>>>>

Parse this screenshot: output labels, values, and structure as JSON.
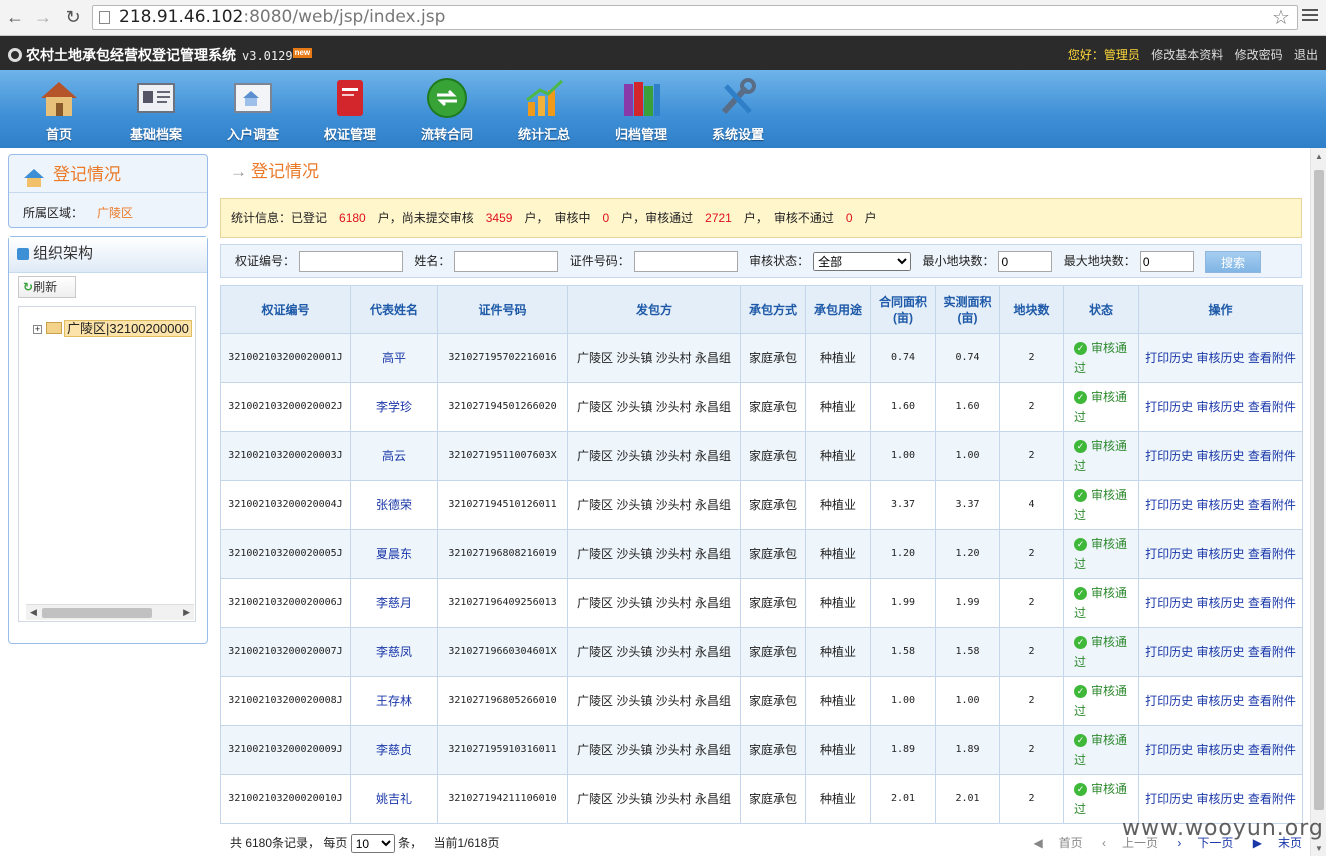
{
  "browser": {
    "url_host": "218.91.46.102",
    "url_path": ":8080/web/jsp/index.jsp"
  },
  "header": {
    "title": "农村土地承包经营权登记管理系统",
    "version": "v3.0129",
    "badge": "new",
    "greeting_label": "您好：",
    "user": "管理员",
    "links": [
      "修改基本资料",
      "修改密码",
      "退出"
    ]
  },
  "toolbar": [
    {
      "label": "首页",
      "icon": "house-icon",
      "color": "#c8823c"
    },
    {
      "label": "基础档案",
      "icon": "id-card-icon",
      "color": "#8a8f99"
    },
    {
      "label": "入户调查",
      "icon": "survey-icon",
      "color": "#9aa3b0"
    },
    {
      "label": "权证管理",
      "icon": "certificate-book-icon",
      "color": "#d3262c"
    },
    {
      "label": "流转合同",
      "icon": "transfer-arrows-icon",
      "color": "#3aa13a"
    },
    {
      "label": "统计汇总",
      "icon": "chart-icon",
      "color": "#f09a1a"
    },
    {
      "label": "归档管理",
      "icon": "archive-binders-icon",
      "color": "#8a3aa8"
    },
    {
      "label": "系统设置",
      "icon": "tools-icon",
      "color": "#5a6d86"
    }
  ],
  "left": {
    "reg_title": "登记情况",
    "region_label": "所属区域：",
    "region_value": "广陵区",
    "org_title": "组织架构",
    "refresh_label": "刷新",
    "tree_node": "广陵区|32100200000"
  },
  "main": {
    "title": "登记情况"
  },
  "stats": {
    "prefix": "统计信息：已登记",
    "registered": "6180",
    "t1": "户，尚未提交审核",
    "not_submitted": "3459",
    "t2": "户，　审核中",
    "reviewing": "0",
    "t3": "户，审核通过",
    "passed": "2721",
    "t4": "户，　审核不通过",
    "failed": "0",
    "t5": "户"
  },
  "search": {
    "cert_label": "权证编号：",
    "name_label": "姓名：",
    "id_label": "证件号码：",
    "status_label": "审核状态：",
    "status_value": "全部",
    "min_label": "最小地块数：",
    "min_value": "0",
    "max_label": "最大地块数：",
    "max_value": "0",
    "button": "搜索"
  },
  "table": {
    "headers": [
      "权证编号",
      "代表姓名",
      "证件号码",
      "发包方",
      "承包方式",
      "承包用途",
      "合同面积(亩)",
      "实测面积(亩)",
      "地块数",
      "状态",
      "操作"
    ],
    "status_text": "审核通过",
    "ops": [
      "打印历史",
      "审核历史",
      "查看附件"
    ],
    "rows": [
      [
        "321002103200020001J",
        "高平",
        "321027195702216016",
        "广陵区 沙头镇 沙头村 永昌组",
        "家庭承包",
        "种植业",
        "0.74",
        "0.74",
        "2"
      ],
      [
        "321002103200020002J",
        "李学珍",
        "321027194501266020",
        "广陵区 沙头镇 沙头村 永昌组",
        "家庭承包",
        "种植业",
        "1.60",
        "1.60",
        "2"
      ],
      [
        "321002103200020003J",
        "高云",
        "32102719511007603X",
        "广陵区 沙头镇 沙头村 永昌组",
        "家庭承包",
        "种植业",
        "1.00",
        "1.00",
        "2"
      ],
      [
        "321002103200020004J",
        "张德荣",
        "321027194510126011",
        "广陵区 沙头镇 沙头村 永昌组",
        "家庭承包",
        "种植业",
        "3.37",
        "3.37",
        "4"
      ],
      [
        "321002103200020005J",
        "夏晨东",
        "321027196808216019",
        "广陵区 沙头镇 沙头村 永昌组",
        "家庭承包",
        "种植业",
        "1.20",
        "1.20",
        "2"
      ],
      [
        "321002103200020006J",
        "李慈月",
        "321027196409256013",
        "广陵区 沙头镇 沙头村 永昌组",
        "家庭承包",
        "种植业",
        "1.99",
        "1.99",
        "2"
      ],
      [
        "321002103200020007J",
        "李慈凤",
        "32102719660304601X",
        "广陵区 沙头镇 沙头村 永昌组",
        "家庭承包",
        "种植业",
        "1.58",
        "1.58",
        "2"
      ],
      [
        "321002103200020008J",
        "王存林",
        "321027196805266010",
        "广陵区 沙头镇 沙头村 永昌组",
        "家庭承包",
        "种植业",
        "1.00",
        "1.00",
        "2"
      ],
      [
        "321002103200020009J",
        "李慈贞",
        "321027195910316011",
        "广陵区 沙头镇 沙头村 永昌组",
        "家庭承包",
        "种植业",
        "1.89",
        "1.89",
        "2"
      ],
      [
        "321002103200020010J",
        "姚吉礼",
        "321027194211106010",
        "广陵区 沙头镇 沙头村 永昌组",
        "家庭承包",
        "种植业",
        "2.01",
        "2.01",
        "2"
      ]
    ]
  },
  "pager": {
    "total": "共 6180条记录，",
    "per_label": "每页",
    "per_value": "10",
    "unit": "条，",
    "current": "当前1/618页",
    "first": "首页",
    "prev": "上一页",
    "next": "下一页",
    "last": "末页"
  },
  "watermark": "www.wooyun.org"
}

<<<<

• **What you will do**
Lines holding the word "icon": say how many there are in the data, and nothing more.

• **The answer**
8